TCN

Having to seek and explore oil and gas resources in extreme environments and often remote locations, the oil & gas industry is under pressure to implement efficient and robust communication systems.

Berlin-headquartered industrial manufacturing company Siemens, has highlighted the necessity of implementing industrial wireless technology.

Wireless technology key for real-time information

In a report, the firm explains why this sort of communication is necessary for businesses that need real-time information to reduce their non-productive time (NPT) when facing extreme environments.

The report explains: “While modern and intelligent production equipment require and generate increasing amounts of data, recent advances in industrial wireless technology have enabled the provision of cost-optimised solutions capable of robust and reliable communications.

“Under these demanding conditions, creating reliable communication infrastructures can pose significant challenges.”

Fracturing

Placing this into context, the manufacturing company gives a detailed example of the intricate communication during the fracturing process – specifically an application for connecting remote and distributed data vans and hydraulic pump units used in the fracturing processes.

“A typical fracturing process fleet consists of several trucktrailers with mounted hydraulic pump units, hydration units, blenders, proppants, chemical storage tanks, and a site data acquisition and control center. Each of these trailers serves a unique purpose in the fracturing process. For instance, one trailer will house the blenders, which process the powders, chemicals, gels, and liquids pumped downhole.

“Another trailer houses the hydraulic pump unit that delivers the high volumes of fluid and proppant to the wellbore at high pressure levels. Combined, these units provide the pressure levels needed to open fractures at the bottom of the hole, while at the same time, valuable data is captured.

“The site data acquisition and control centre, commonly referred to as a data van, provides a centralized command centre to control all critical well site equipment, while also monitoring, recording, and supervising the fracturing treatment.

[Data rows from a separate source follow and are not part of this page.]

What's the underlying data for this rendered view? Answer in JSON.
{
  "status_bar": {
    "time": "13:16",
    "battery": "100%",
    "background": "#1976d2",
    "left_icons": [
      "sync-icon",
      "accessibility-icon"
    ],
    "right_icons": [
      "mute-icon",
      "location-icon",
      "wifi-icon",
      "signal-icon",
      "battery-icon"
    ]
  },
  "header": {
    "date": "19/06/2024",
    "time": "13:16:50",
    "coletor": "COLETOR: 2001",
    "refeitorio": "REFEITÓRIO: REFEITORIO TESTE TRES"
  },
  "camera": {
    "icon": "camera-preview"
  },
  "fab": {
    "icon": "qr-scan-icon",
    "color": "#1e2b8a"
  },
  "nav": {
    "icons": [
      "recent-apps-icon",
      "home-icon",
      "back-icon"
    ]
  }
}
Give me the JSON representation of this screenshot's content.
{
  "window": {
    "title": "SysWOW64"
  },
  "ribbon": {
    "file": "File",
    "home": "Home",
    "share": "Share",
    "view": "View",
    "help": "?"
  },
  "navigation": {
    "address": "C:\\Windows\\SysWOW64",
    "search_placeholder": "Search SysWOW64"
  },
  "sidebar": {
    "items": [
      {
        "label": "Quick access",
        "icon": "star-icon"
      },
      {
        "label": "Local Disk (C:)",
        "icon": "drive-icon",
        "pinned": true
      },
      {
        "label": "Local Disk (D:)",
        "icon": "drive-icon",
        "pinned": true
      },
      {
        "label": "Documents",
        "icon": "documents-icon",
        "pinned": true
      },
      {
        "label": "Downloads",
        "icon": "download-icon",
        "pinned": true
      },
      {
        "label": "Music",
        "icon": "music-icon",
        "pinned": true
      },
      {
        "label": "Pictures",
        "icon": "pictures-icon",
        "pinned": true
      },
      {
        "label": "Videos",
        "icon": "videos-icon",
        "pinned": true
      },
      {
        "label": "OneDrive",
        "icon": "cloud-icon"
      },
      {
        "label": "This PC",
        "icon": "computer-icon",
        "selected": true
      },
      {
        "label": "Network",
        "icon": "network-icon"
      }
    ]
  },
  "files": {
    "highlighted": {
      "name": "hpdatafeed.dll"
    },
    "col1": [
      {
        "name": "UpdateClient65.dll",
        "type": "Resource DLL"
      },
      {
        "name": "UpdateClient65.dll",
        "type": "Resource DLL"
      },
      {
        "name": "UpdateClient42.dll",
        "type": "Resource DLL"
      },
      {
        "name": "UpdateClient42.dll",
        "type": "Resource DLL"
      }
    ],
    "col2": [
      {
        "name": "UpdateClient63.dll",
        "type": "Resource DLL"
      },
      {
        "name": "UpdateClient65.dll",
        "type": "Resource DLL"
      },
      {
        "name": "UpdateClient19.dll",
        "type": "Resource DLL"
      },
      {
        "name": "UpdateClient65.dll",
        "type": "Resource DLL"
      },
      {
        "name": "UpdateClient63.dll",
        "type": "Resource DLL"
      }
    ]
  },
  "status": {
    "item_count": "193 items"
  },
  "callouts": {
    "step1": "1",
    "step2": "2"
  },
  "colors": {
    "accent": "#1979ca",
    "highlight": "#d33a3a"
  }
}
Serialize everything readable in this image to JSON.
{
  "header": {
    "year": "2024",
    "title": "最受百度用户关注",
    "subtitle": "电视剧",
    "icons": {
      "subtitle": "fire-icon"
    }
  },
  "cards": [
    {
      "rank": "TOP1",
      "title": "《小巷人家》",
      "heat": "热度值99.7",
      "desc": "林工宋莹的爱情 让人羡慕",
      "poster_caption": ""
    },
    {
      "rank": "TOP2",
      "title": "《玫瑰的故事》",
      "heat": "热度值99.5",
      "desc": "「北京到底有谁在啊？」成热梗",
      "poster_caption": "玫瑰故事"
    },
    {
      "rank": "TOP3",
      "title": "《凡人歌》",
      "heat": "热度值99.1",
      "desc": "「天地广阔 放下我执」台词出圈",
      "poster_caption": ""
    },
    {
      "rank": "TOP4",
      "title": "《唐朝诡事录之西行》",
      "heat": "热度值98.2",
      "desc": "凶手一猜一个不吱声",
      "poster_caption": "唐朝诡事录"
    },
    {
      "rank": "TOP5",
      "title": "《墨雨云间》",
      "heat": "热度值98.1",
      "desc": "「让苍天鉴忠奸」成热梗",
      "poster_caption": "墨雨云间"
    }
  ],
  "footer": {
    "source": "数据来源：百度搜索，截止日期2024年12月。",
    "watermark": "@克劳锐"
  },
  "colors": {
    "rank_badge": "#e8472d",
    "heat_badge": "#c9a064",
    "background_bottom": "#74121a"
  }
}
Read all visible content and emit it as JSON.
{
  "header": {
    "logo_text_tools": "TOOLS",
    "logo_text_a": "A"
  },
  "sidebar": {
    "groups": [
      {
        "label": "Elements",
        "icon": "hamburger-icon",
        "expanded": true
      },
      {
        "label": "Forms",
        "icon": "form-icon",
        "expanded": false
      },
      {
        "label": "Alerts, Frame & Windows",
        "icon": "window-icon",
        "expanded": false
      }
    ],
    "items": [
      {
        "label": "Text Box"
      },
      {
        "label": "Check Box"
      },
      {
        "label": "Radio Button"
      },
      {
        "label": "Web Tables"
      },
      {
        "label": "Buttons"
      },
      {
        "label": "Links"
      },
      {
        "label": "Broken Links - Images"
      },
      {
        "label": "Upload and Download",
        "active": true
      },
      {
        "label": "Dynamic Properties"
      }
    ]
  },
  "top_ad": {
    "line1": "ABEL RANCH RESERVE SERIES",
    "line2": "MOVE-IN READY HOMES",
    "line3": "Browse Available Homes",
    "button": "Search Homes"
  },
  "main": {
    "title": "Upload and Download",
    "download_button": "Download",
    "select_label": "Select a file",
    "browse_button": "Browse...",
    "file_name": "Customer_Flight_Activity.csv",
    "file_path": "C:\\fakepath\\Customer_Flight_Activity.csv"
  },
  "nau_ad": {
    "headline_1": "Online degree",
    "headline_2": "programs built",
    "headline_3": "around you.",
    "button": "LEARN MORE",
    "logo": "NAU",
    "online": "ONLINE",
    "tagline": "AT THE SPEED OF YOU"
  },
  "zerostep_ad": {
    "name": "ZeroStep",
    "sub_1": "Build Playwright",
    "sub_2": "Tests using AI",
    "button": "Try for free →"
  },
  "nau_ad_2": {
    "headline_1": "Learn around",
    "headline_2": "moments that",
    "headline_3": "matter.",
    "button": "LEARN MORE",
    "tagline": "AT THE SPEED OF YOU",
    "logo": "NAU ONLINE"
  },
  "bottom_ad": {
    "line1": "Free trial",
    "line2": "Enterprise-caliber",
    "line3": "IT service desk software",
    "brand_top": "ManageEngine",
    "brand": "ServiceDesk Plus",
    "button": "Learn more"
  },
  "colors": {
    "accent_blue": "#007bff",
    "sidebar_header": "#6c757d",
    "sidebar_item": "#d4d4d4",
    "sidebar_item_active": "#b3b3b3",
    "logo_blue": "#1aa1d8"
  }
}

The data van controls, monitors, and records the rate and pressure at which the fracturing fluid is pumped down the wellbore, the proportions of the necessary additives in the fluid and the proppant concentration.

“The data vans’ primary goal is to reduce the number of equipment operators needed to complete the treatment, while greatly improving job quality and safety through centralised real-time data capture and presentation.”

Understanding how wireless can improve productivity, reduce costs and solve potential cabling problems, read the full report titled ‘Rugged, reliable communications enables oil and gas exploration.”